Problem description: The entries are to be given again in full. Every word must match.

Data shown:
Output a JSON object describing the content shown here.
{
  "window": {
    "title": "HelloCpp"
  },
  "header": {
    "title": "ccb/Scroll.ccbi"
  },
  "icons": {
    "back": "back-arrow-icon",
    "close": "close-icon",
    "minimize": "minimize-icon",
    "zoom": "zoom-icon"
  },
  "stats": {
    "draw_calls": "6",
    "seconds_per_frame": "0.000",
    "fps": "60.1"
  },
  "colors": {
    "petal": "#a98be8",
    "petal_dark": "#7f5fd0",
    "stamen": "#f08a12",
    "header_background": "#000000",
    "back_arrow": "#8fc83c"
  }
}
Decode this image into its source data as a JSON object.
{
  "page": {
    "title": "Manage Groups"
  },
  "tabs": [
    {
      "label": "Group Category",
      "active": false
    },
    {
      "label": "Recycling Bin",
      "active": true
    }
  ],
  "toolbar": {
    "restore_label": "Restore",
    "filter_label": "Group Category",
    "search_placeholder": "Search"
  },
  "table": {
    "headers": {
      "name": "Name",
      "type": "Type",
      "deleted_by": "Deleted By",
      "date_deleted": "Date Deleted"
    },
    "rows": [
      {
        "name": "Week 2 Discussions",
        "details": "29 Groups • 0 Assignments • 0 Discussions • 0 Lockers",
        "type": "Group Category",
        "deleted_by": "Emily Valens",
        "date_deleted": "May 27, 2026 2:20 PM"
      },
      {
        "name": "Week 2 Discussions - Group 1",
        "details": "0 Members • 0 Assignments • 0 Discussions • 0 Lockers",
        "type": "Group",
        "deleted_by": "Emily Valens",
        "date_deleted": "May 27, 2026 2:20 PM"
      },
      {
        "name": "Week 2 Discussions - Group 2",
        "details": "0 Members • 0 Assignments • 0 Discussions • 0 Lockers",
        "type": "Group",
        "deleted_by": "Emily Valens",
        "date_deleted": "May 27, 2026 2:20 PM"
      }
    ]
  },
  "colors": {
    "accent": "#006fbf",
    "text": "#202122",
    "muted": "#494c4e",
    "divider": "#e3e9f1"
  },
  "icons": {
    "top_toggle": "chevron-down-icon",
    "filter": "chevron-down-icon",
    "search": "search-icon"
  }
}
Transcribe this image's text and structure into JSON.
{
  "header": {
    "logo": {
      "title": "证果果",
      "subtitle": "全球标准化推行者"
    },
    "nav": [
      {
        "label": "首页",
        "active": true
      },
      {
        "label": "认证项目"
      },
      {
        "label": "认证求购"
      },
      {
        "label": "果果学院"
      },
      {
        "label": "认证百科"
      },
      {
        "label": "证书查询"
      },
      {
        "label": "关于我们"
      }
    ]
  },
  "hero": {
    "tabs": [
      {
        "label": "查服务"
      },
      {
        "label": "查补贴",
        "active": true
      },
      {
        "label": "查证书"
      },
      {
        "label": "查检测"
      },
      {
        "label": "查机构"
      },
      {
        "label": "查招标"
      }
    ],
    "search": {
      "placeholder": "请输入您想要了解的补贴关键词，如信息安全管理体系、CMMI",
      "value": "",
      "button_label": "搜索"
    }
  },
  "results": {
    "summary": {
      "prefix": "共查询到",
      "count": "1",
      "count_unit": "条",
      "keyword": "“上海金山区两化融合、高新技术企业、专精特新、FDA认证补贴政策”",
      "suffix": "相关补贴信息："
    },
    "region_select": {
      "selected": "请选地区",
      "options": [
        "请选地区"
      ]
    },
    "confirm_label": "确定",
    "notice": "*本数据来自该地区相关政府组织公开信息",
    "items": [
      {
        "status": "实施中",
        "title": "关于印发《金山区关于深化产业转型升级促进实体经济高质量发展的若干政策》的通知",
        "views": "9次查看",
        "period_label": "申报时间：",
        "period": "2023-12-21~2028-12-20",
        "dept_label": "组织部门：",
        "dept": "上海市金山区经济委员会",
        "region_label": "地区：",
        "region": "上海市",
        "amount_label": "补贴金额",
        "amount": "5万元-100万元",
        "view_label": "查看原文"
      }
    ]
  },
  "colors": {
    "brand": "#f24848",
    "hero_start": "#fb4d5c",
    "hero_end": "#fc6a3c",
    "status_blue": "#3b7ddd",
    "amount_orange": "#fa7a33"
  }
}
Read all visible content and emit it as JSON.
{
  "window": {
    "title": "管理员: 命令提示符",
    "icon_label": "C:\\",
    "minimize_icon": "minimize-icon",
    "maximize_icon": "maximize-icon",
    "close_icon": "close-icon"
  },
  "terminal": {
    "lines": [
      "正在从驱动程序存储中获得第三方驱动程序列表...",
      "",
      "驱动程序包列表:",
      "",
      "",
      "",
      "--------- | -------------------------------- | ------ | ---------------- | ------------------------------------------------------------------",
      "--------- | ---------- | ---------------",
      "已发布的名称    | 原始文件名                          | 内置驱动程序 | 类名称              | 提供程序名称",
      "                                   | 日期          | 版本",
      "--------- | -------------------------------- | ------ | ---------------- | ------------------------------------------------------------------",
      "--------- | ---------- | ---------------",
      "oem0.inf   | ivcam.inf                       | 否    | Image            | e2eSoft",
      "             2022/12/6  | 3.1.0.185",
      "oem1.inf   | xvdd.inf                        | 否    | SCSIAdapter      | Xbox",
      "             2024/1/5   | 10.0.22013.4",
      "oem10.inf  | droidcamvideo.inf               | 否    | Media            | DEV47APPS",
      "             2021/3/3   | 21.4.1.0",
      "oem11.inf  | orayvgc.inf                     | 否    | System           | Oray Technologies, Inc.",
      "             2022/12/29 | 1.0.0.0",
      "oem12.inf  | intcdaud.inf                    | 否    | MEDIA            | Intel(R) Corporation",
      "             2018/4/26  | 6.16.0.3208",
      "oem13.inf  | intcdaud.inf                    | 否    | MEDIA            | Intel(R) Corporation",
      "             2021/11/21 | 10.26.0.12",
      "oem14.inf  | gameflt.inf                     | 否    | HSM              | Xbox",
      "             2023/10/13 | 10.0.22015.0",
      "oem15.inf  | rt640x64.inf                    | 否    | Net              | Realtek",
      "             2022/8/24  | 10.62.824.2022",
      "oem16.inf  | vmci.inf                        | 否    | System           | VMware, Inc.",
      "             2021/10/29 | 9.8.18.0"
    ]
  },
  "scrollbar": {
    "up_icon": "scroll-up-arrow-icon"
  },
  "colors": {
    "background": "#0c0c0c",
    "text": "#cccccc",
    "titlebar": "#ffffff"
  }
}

Solution:
Output a JSON object describing the content shown here.
{
  "window": {
    "title": "HelloCpp"
  },
  "header": {
    "title": "ccb/Scroll.ccbi"
  },
  "icons": {
    "back": "back-arrow-icon",
    "close": "close-icon",
    "minimize": "minimize-icon",
    "zoom": "zoom-icon"
  },
  "stats": {
    "draw_calls": "6",
    "seconds_per_frame": "0.000",
    "fps": "60.1"
  },
  "colors": {
    "petal": "#a98be8",
    "petal_dark": "#7f5fd0",
    "stamen": "#f08a12",
    "header_background": "#000000",
    "back_arrow": "#8fc83c"
  }
}
Decode this image into its source data as a JSON object.
{
  "page": {
    "title": "Manage Groups"
  },
  "tabs": [
    {
      "label": "Group Category",
      "active": false
    },
    {
      "label": "Recycling Bin",
      "active": true
    }
  ],
  "toolbar": {
    "restore_label": "Restore",
    "filter_label": "Group Category",
    "search_placeholder": "Search"
  },
  "table": {
    "headers": {
      "name": "Name",
      "type": "Type",
      "deleted_by": "Deleted By",
      "date_deleted": "Date Deleted"
    },
    "rows": [
      {
        "name": "Week 2 Discussions",
        "details": "29 Groups • 0 Assignments • 0 Discussions • 0 Lockers",
        "type": "Group Category",
        "deleted_by": "Emily Valens",
        "date_deleted": "May 27, 2026 2:20 PM"
      },
      {
        "name": "Week 2 Discussions - Group 1",
        "details": "0 Members • 0 Assignments • 0 Discussions • 0 Lockers",
        "type": "Group",
        "deleted_by": "Emily Valens",
        "date_deleted": "May 27, 2026 2:20 PM"
      },
      {
        "name": "Week 2 Discussions - Group 2",
        "details": "0 Members • 0 Assignments • 0 Discussions • 0 Lockers",
        "type": "Group",
        "deleted_by": "Emily Valens",
        "date_deleted": "May 27, 2026 2:20 PM"
      }
    ]
  },
  "colors": {
    "accent": "#006fbf",
    "text": "#202122",
    "muted": "#494c4e",
    "divider": "#e3e9f1"
  },
  "icons": {
    "top_toggle": "chevron-down-icon",
    "filter": "chevron-down-icon",
    "search": "search-icon"
  }
}
Transcribe this image's text and structure into JSON.
{
  "header": {
    "logo": {
      "title": "证果果",
      "subtitle": "全球标准化推行者"
    },
    "nav": [
      {
        "label": "首页",
        "active": true
      },
      {
        "label": "认证项目"
      },
      {
        "label": "认证求购"
      },
      {
        "label": "果果学院"
      },
      {
        "label": "认证百科"
      },
      {
        "label": "证书查询"
      },
      {
        "label": "关于我们"
      }
    ]
  },
  "hero": {
    "tabs": [
      {
        "label": "查服务"
      },
      {
        "label": "查补贴",
        "active": true
      },
      {
        "label": "查证书"
      },
      {
        "label": "查检测"
      },
      {
        "label": "查机构"
      },
      {
        "label": "查招标"
      }
    ],
    "search": {
      "placeholder": "请输入您想要了解的补贴关键词，如信息安全管理体系、CMMI",
      "value": "",
      "button_label": "搜索"
    }
  },
  "results": {
    "summary": {
      "prefix": "共查询到",
      "count": "1",
      "count_unit": "条",
      "keyword": "“上海金山区两化融合、高新技术企业、专精特新、FDA认证补贴政策”",
      "suffix": "相关补贴信息："
    },
    "region_select": {
      "selected": "请选地区",
      "options": [
        "请选地区"
      ]
    },
    "confirm_label": "确定",
    "notice": "*本数据来自该地区相关政府组织公开信息",
    "items": [
      {
        "status": "实施中",
        "title": "关于印发《金山区关于深化产业转型升级促进实体经济高质量发展的若干政策》的通知",
        "views": "9次查看",
        "period_label": "申报时间：",
        "period": "2023-12-21~2028-12-20",
        "dept_label": "组织部门：",
        "dept": "上海市金山区经济委员会",
        "region_label": "地区：",
        "region": "上海市",
        "amount_label": "补贴金额",
        "amount": "5万元-100万元",
        "view_label": "查看原文"
      }
    ]
  },
  "colors": {
    "brand": "#f24848",
    "hero_start": "#fb4d5c",
    "hero_end": "#fc6a3c",
    "status_blue": "#3b7ddd",
    "amount_orange": "#fa7a33"
  }
}
Read all visible content and emit it as JSON.
{
  "window": {
    "title": "管理员: 命令提示符",
    "icon_label": "C:\\",
    "minimize_icon": "minimize-icon",
    "maximize_icon": "maximize-icon",
    "close_icon": "close-icon"
  },
  "terminal": {
    "lines": [
      "正在从驱动程序存储中获得第三方驱动程序列表...",
      "",
      "驱动程序包列表:",
      "",
      "",
      "",
      "--------- | -------------------------------- | ------ | ---------------- | ------------------------------------------------------------------",
      "--------- | ---------- | ---------------",
      "已发布的名称    | 原始文件名                          | 内置驱动程序 | 类名称              | 提供程序名称",
      "                                   | 日期          | 版本",
      "--------- | -------------------------------- | ------ | ---------------- | ------------------------------------------------------------------",
      "--------- | ---------- | ---------------",
      "oem0.inf   | ivcam.inf                       | 否    | Image            | e2eSoft",
      "             2022/12/6  | 3.1.0.185",
      "oem1.inf   | xvdd.inf                        | 否    | SCSIAdapter      | Xbox",
      "             2024/1/5   | 10.0.22013.4",
      "oem10.inf  | droidcamvideo.inf               | 否    | Media            | DEV47APPS",
      "             2021/3/3   | 21.4.1.0",
      "oem11.inf  | orayvgc.inf                     | 否    | System           | Oray Technologies, Inc.",
      "             2022/12/29 | 1.0.0.0",
      "oem12.inf  | intcdaud.inf                    | 否    | MEDIA            | Intel(R) Corporation",
      "             2018/4/26  | 6.16.0.3208",
      "oem13.inf  | intcdaud.inf                    | 否    | MEDIA            | Intel(R) Corporation",
      "             2021/11/21 | 10.26.0.12",
      "oem14.inf  | gameflt.inf                     | 否    | HSM              | Xbox",
      "             2023/10/13 | 10.0.22015.0",
      "oem15.inf  | rt640x64.inf                    | 否    | Net              | Realtek",
      "             2022/8/24  | 10.62.824.2022",
      "oem16.inf  | vmci.inf                        | 否    | System           | VMware, Inc.",
      "             2021/10/29 | 9.8.18.0"
    ]
  },
  "scrollbar": {
    "up_icon": "scroll-up-arrow-icon"
  },
  "colors": {
    "background": "#0c0c0c",
    "text": "#cccccc",
    "titlebar": "#ffffff"
  }
}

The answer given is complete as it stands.